- [Problem to solve]
Everything in the records must be copied exactly except the pictures.
"""
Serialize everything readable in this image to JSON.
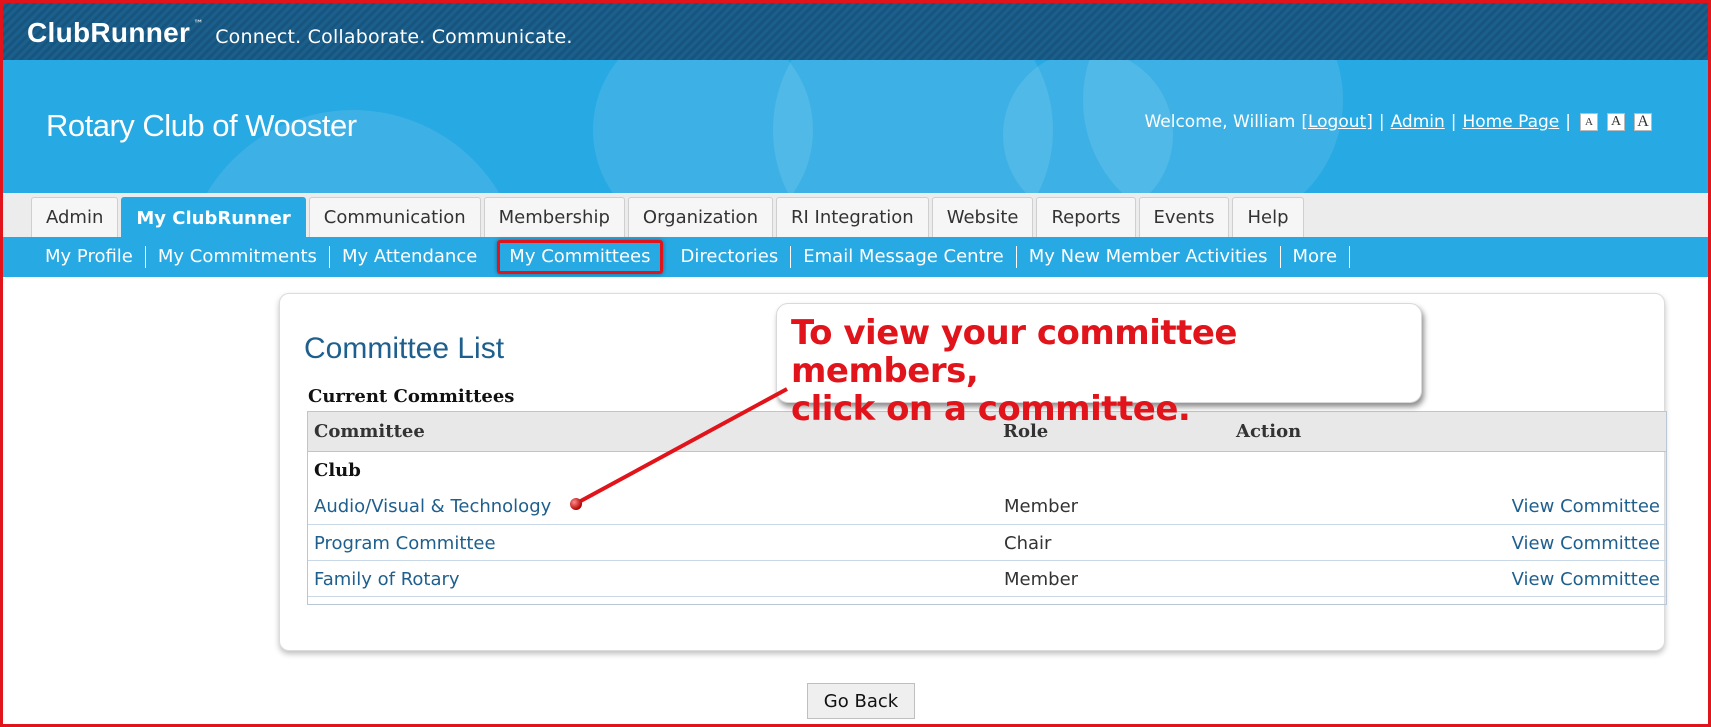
{
  "brand": {
    "logo": "ClubRunner",
    "tm": "™",
    "tagline": "Connect. Collaborate. Communicate."
  },
  "header": {
    "club_name": "Rotary Club of Wooster",
    "welcome": "Welcome, William",
    "logout": "Logout",
    "admin": "Admin",
    "home_page": "Home Page",
    "sep": "|",
    "font_sizes": [
      "A",
      "A",
      "A"
    ]
  },
  "tabs": [
    {
      "label": "Admin",
      "active": false
    },
    {
      "label": "My ClubRunner",
      "active": true
    },
    {
      "label": "Communication",
      "active": false
    },
    {
      "label": "Membership",
      "active": false
    },
    {
      "label": "Organization",
      "active": false
    },
    {
      "label": "RI Integration",
      "active": false
    },
    {
      "label": "Website",
      "active": false
    },
    {
      "label": "Reports",
      "active": false
    },
    {
      "label": "Events",
      "active": false
    },
    {
      "label": "Help",
      "active": false
    }
  ],
  "subnav": [
    "My Profile",
    "My Commitments",
    "My Attendance",
    "My Committees",
    "Directories",
    "Email Message Centre",
    "My New Member Activities",
    "More"
  ],
  "page": {
    "title": "Committee List",
    "subtitle": "Current Committees",
    "columns": {
      "committee": "Committee",
      "role": "Role",
      "action": "Action"
    },
    "group": "Club",
    "rows": [
      {
        "name": "Audio/Visual & Technology",
        "role": "Member",
        "action": "View Committee"
      },
      {
        "name": "Program Committee",
        "role": "Chair",
        "action": "View Committee"
      },
      {
        "name": "Family of Rotary",
        "role": "Member",
        "action": "View Committee"
      }
    ],
    "go_back": "Go Back"
  },
  "callout": {
    "line1": "To view your committee members,",
    "line2": "click on a committee.",
    "color": "#e0141a"
  },
  "colors": {
    "header_blue": "#27a9e3",
    "brand_bar": "#1b5f8c",
    "link": "#1e5f8d",
    "annotation_red": "#e0141a"
  }
}
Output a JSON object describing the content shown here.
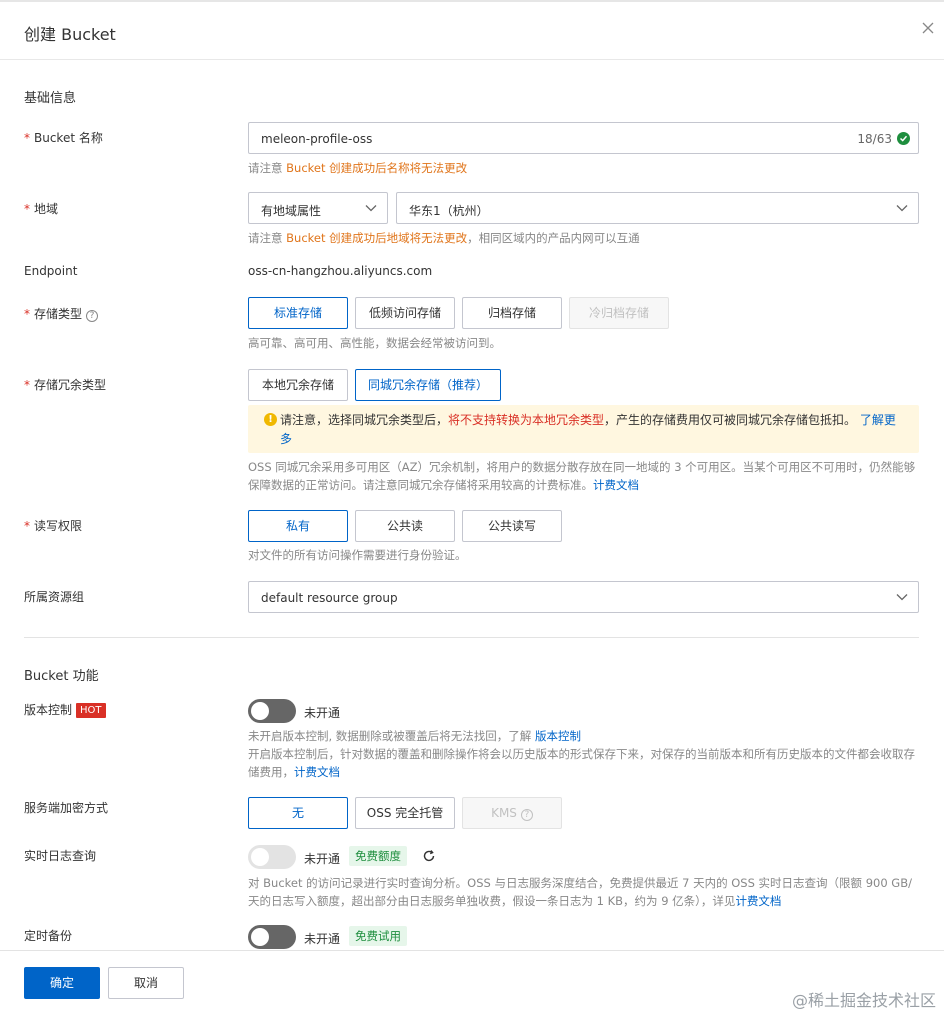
{
  "dialog": {
    "title": "创建 Bucket"
  },
  "basic": {
    "section_title": "基础信息",
    "bucket_name": {
      "label": "Bucket 名称",
      "value": "meleon-profile-oss",
      "count": "18/63",
      "hint_prefix": "请注意",
      "hint_warn": "Bucket 创建成功后名称将无法更改"
    },
    "region": {
      "label": "地域",
      "attr_select": "有地域属性",
      "region_select": "华东1（杭州）",
      "hint_prefix": "请注意",
      "hint_warn": "Bucket 创建成功后地域将无法更改",
      "hint_suffix": "，相同区域内的产品内网可以互通"
    },
    "endpoint": {
      "label": "Endpoint",
      "value": "oss-cn-hangzhou.aliyuncs.com"
    },
    "storage_class": {
      "label": "存储类型",
      "options": [
        "标准存储",
        "低频访问存储",
        "归档存储",
        "冷归档存储"
      ],
      "hint": "高可靠、高可用、高性能，数据会经常被访问到。"
    },
    "redundancy": {
      "label": "存储冗余类型",
      "options": [
        "本地冗余存储",
        "同城冗余存储（推荐）"
      ],
      "notice_prefix": "请注意，选择同城冗余类型后，",
      "notice_red": "将不支持转换为本地冗余类型",
      "notice_suffix": "，产生的存储费用仅可被同城冗余存储包抵扣。",
      "notice_link": "了解更多",
      "hint": "OSS 同城冗余采用多可用区（AZ）冗余机制，将用户的数据分散存放在同一地域的 3 个可用区。当某个可用区不可用时，仍然能够保障数据的正常访问。请注意同城冗余存储将采用较高的计费标准。",
      "hint_link": "计费文档"
    },
    "acl": {
      "label": "读写权限",
      "options": [
        "私有",
        "公共读",
        "公共读写"
      ],
      "hint": "对文件的所有访问操作需要进行身份验证。"
    },
    "resource_group": {
      "label": "所属资源组",
      "value": "default resource group"
    }
  },
  "features": {
    "section_title": "Bucket 功能",
    "versioning": {
      "label": "版本控制",
      "badge": "HOT",
      "state": "未开通",
      "hint1": "未开启版本控制, 数据删除或被覆盖后将无法找回，了解",
      "hint1_link": "版本控制",
      "hint2": "开启版本控制后，针对数据的覆盖和删除操作将会以历史版本的形式保存下来，对保存的当前版本和所有历史版本的文件都会收取存储费用，",
      "hint2_link": "计费文档"
    },
    "encryption": {
      "label": "服务端加密方式",
      "options": [
        "无",
        "OSS 完全托管",
        "KMS"
      ]
    },
    "realtime_log": {
      "label": "实时日志查询",
      "state": "未开通",
      "tag": "免费额度",
      "hint": "对 Bucket 的访问记录进行实时查询分析。OSS 与日志服务深度结合，免费提供最近 7 天内的 OSS 实时日志查询（限额 900 GB/天的日志写入额度，超出部分由日志服务单独收费，假设一条日志为 1 KB，约为 9 亿条），详见",
      "hint_link": "计费文档"
    },
    "backup": {
      "label": "定时备份",
      "state": "未开通",
      "tag": "免费试用"
    }
  },
  "footer": {
    "confirm": "确定",
    "cancel": "取消",
    "watermark": "@稀土掘金技术社区"
  },
  "colors": {
    "primary": "#0064c8",
    "warn": "#e0751b",
    "danger": "#d93026",
    "success": "#1e8e3e"
  }
}
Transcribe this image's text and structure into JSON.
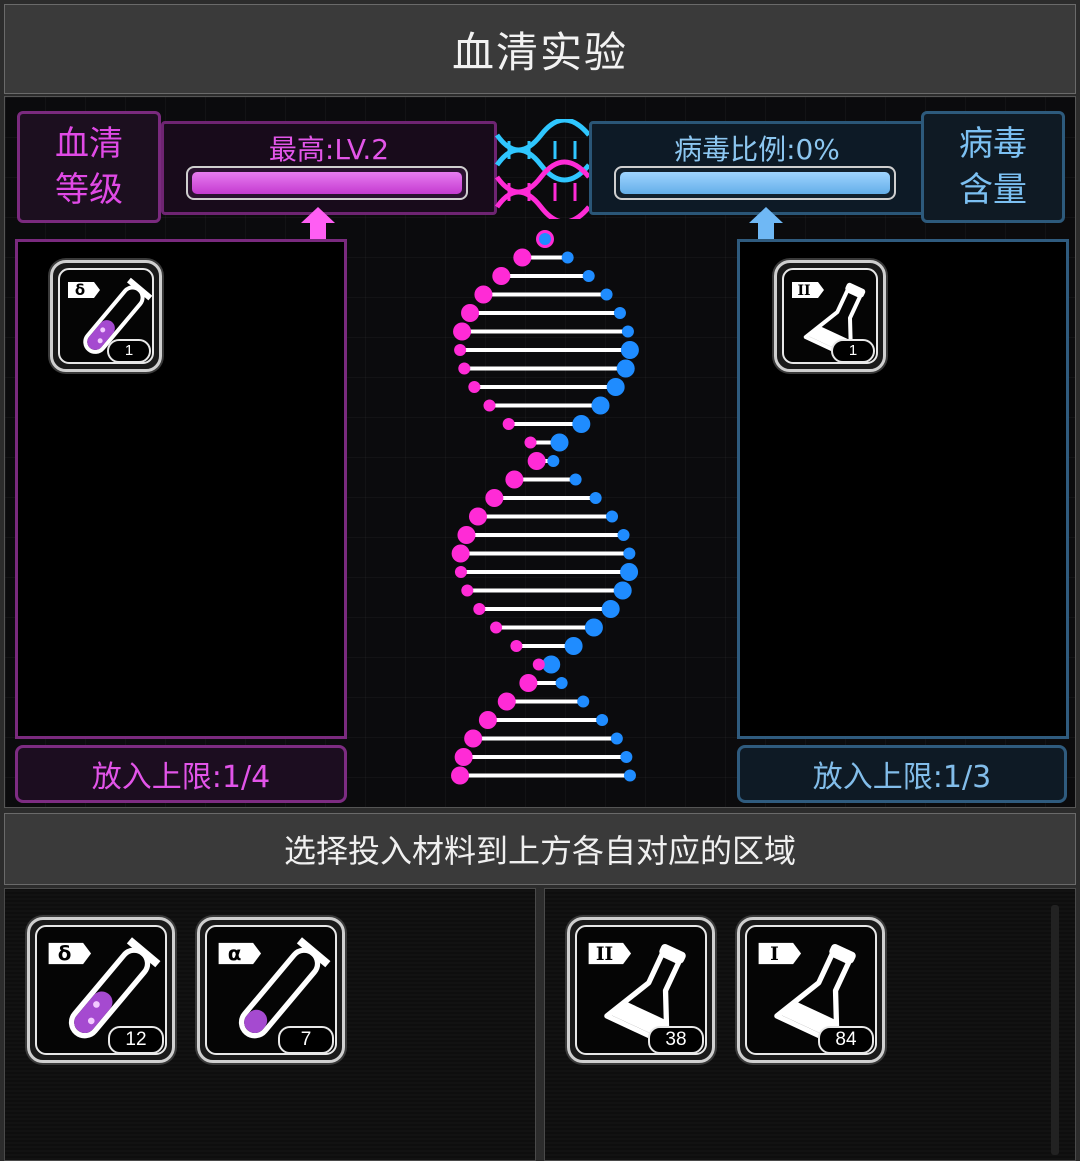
{
  "title": "血清实验",
  "serum": {
    "label_line1": "血清",
    "label_line2": "等级",
    "caption": "最高:LV.2",
    "level_fill": 1.0,
    "limit_text": "放入上限:1/4",
    "items": [
      {
        "tag": "δ",
        "icon": "test-tube-icon",
        "count": "1"
      }
    ]
  },
  "virus": {
    "label_line1": "病毒",
    "label_line2": "含量",
    "caption": "病毒比例:0%",
    "level_fill": 1.0,
    "limit_text": "放入上限:1/3",
    "items": [
      {
        "tag": "II",
        "icon": "flask-icon",
        "count": "1"
      }
    ]
  },
  "hint": "选择投入材料到上方各自对应的区域",
  "inventory": {
    "serum_items": [
      {
        "tag": "δ",
        "icon": "test-tube-icon",
        "count": "12"
      },
      {
        "tag": "α",
        "icon": "test-tube-icon",
        "count": "7"
      }
    ],
    "virus_items": [
      {
        "tag": "II",
        "icon": "flask-icon",
        "count": "38"
      },
      {
        "tag": "I",
        "icon": "flask-icon",
        "count": "84"
      }
    ]
  },
  "colors": {
    "serum_accent": "#e04ae6",
    "virus_accent": "#7cc0f2",
    "dna_pink": "#ff2bd6",
    "dna_blue": "#1f8cff"
  }
}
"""
- [Exercise answer]
Serialize everything readable in this image to JSON.
{
  "brand": {
    "logo": "ClubRunner",
    "tm": "™",
    "tagline": "Connect. Collaborate. Communicate."
  },
  "header": {
    "club_name": "Rotary Club of Wooster",
    "welcome": "Welcome, William",
    "logout": "Logout",
    "admin": "Admin",
    "home_page": "Home Page",
    "sep": "|",
    "font_sizes": [
      "A",
      "A",
      "A"
    ]
  },
  "tabs": [
    {
      "label": "Admin",
      "active": false
    },
    {
      "label": "My ClubRunner",
      "active": true
    },
    {
      "label": "Communication",
      "active": false
    },
    {
      "label": "Membership",
      "active": false
    },
    {
      "label": "Organization",
      "active": false
    },
    {
      "label": "RI Integration",
      "active": false
    },
    {
      "label": "Website",
      "active": false
    },
    {
      "label": "Reports",
      "active": false
    },
    {
      "label": "Events",
      "active": false
    },
    {
      "label": "Help",
      "active": false
    }
  ],
  "subnav": [
    "My Profile",
    "My Commitments",
    "My Attendance",
    "My Committees",
    "Directories",
    "Email Message Centre",
    "My New Member Activities",
    "More"
  ],
  "page": {
    "title": "Committee List",
    "subtitle": "Current Committees",
    "columns": {
      "committee": "Committee",
      "role": "Role",
      "action": "Action"
    },
    "group": "Club",
    "rows": [
      {
        "name": "Audio/Visual & Technology",
        "role": "Member",
        "action": "View Committee"
      },
      {
        "name": "Program Committee",
        "role": "Chair",
        "action": "View Committee"
      },
      {
        "name": "Family of Rotary",
        "role": "Member",
        "action": "View Committee"
      }
    ],
    "go_back": "Go Back"
  },
  "callout": {
    "line1": "To view your committee members,",
    "line2": "click on a committee.",
    "color": "#e0141a"
  },
  "colors": {
    "header_blue": "#27a9e3",
    "brand_bar": "#1b5f8c",
    "link": "#1e5f8d",
    "annotation_red": "#e0141a"
  }
}
Output a JSON object describing the content shown here.
{
  "dialog": {
    "title": "创建 Bucket"
  },
  "basic": {
    "section_title": "基础信息",
    "bucket_name": {
      "label": "Bucket 名称",
      "value": "meleon-profile-oss",
      "count": "18/63",
      "hint_prefix": "请注意",
      "hint_warn": "Bucket 创建成功后名称将无法更改"
    },
    "region": {
      "label": "地域",
      "attr_select": "有地域属性",
      "region_select": "华东1（杭州）",
      "hint_prefix": "请注意",
      "hint_warn": "Bucket 创建成功后地域将无法更改",
      "hint_suffix": "，相同区域内的产品内网可以互通"
    },
    "endpoint": {
      "label": "Endpoint",
      "value": "oss-cn-hangzhou.aliyuncs.com"
    },
    "storage_class": {
      "label": "存储类型",
      "options": [
        "标准存储",
        "低频访问存储",
        "归档存储",
        "冷归档存储"
      ],
      "hint": "高可靠、高可用、高性能，数据会经常被访问到。"
    },
    "redundancy": {
      "label": "存储冗余类型",
      "options": [
        "本地冗余存储",
        "同城冗余存储（推荐）"
      ],
      "notice_prefix": "请注意，选择同城冗余类型后，",
      "notice_red": "将不支持转换为本地冗余类型",
      "notice_suffix": "，产生的存储费用仅可被同城冗余存储包抵扣。",
      "notice_link": "了解更多",
      "hint": "OSS 同城冗余采用多可用区（AZ）冗余机制，将用户的数据分散存放在同一地域的 3 个可用区。当某个可用区不可用时，仍然能够保障数据的正常访问。请注意同城冗余存储将采用较高的计费标准。",
      "hint_link": "计费文档"
    },
    "acl": {
      "label": "读写权限",
      "options": [
        "私有",
        "公共读",
        "公共读写"
      ],
      "hint": "对文件的所有访问操作需要进行身份验证。"
    },
    "resource_group": {
      "label": "所属资源组",
      "value": "default resource group"
    }
  },
  "features": {
    "section_title": "Bucket 功能",
    "versioning": {
      "label": "版本控制",
      "badge": "HOT",
      "state": "未开通",
      "hint1": "未开启版本控制, 数据删除或被覆盖后将无法找回，了解",
      "hint1_link": "版本控制",
      "hint2": "开启版本控制后，针对数据的覆盖和删除操作将会以历史版本的形式保存下来，对保存的当前版本和所有历史版本的文件都会收取存储费用，",
      "hint2_link": "计费文档"
    },
    "encryption": {
      "label": "服务端加密方式",
      "options": [
        "无",
        "OSS 完全托管",
        "KMS"
      ]
    },
    "realtime_log": {
      "label": "实时日志查询",
      "state": "未开通",
      "tag": "免费额度",
      "hint": "对 Bucket 的访问记录进行实时查询分析。OSS 与日志服务深度结合，免费提供最近 7 天内的 OSS 实时日志查询（限额 900 GB/天的日志写入额度，超出部分由日志服务单独收费，假设一条日志为 1 KB，约为 9 亿条），详见",
      "hint_link": "计费文档"
    },
    "backup": {
      "label": "定时备份",
      "state": "未开通",
      "tag": "免费试用"
    }
  },
  "footer": {
    "confirm": "确定",
    "cancel": "取消",
    "watermark": "@稀土掘金技术社区"
  },
  "colors": {
    "primary": "#0064c8",
    "warn": "#e0751b",
    "danger": "#d93026",
    "success": "#1e8e3e"
  }
}
Transcribe this image's text and structure into JSON.
{
  "title": "血清实验",
  "serum": {
    "label_line1": "血清",
    "label_line2": "等级",
    "caption": "最高:LV.2",
    "level_fill": 1.0,
    "limit_text": "放入上限:1/4",
    "items": [
      {
        "tag": "δ",
        "icon": "test-tube-icon",
        "count": "1"
      }
    ]
  },
  "virus": {
    "label_line1": "病毒",
    "label_line2": "含量",
    "caption": "病毒比例:0%",
    "level_fill": 1.0,
    "limit_text": "放入上限:1/3",
    "items": [
      {
        "tag": "II",
        "icon": "flask-icon",
        "count": "1"
      }
    ]
  },
  "hint": "选择投入材料到上方各自对应的区域",
  "inventory": {
    "serum_items": [
      {
        "tag": "δ",
        "icon": "test-tube-icon",
        "count": "12"
      },
      {
        "tag": "α",
        "icon": "test-tube-icon",
        "count": "7"
      }
    ],
    "virus_items": [
      {
        "tag": "II",
        "icon": "flask-icon",
        "count": "38"
      },
      {
        "tag": "I",
        "icon": "flask-icon",
        "count": "84"
      }
    ]
  },
  "colors": {
    "serum_accent": "#e04ae6",
    "virus_accent": "#7cc0f2",
    "dna_pink": "#ff2bd6",
    "dna_blue": "#1f8cff"
  }
}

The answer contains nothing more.